This evening the Parliamentary Labour Party (PLP) will hold its weekly meeting, just as it has for more than a century.
Labour MPs and peers will cram into Committee Room 14 in the House of Commons. Members of the Cabinet sit at the front of the room on a raised platform. Perpendicular to them are rows of choir stalls where MPs will sit. At the back it is standing room only, like the cheap tickets in a Shakespearean theatre.
Labour staffers and special advisers have their own little pen, separated from the politicians by wooden rails. Lining the Committee corridor are the lobby journalists, clustering like the jineteras outside a Cuban hotel, hoping to do business with an indiscrete passing MP.
If Patricia Hewitt and Geoff Hoon had met with support instead of humiliation last Wednesday, tonight Labour MPs would be secretly casting their votes for or against Gordon Brown. A drama worthy of Aeschylus would be played out.
Instead, Labour MPs will be queuing up to administer a Taliban-style beating to Hewitt and Hoon. Labour MPs are furious with the pair. The mood is made more poisonous by the impending publication of Labour's former general secretary Peter Watt's memoirs, which paint a picture of chaos and dithering at Downing Street.
After the last failed coup, in June 2009, Tony Lloyd MP (who chairs the meeting) allowed the rebels to have their say at the start, as soon as Gordon Brown had finished his 15-minute plea for unity. Tom Harris, Fiona McTaggart, Meg Munn and Charles Clarke were given free rein. But then the heavy guns opened up: Blunkett, Beckett and Lord Kinnock pounding the rebellion to pieces.
The same tactic will probably be deployed this evening. Tables will be banged in support of loyalists. Hoon and Hewitt, if they are courageous enough to turn up (and I think they are), will be ritually eviscerated by their peers. Brown's spin doctors will brief the journalists outside that the PLP is united behind the Prime Minister, loyalist MPs will tweet and blog from the meeting, and the third attempt to defenestrate Gordon Brown will be over.

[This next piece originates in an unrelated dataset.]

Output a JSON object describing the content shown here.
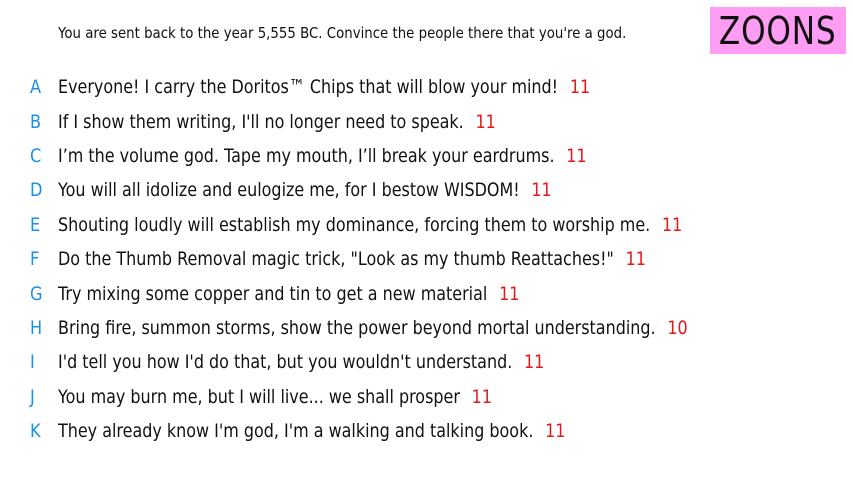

The historical tactics used by the people around Brown is to besmirch the reputations and characters of opponents within the Labour Party. Scores of current and former ministers have been on the wrong end of an unattributable kicking in the press. Early last Wednesday afternoon, journalists were being reminded that Hewitt was leaving parliament anyway and had business consultancies (a crime akin to incest in some Labour MPs' eyes). Hoon was depicted as a bitter man, thwarted in his ambition to be a Eurocrat. They were denounced as "Blairites" – the new catch-all term for traitors in the No 10 lexicon, like "Trotskyite" in the Soviet Union.
That seemed mild compared to the nastiness to come. Prescott called them "bitter". Geraldine Smith MP called them "cowards and traitors". A string of poisonous emails was sent from Labour MPs. Christine McCafferty said, "I am appalled by your egocentric agenda and lack of judgement."
Jimmy Hood said it was "an act of treachery beyond comprehension". Joan Walley accused them of "arrogance". Gwynn Prosser thought their act "wholly wrong, disloyal, damaging to the party and bordering on treachery". John Heppell wrote: "There will be no appetite for your proposed distraction and it will disappear as quickly as your credibility." Diane Abbott told them they must have taken leave of their senses.
Perhaps we should not be surprised that people who use the word "comrade" are capable of such unpleasantness towards other Labour MPs, even ones whom they consider to have committed a heinous act of disloyalty. Behind those smiling faces on leaflets and websites are tough characters, skilled in bare-knuckle Labour politics. No one got to be a Labour MP by being nice.
Personal attacks on Hewitt and Hoon's motives and judgement, words such as "cowards" and "traitors", and briefings to the press may satisfy the short-term desire for retribution. There are button men around Brown who are adept at that sort of thing. But a fresh round of recriminations drags everyone down. Voters don't follow the Kremlinology; they just see the division, and are disgusted. Gordon Brown should heed the advice of another parliamentarian, Sir Francis Bacon: "In taking revenge, a man is but even with his enemy; but in passing it over, he is superior."
As Labour MPs congregate this evening in Committee Room 14, I hope they will behave with decency and respect. They claim to be the People's Party. We don't need another Nasty Party.
Paul Richards writes a weekly column for Progress and was a special adviser to Patricia HewittReuse content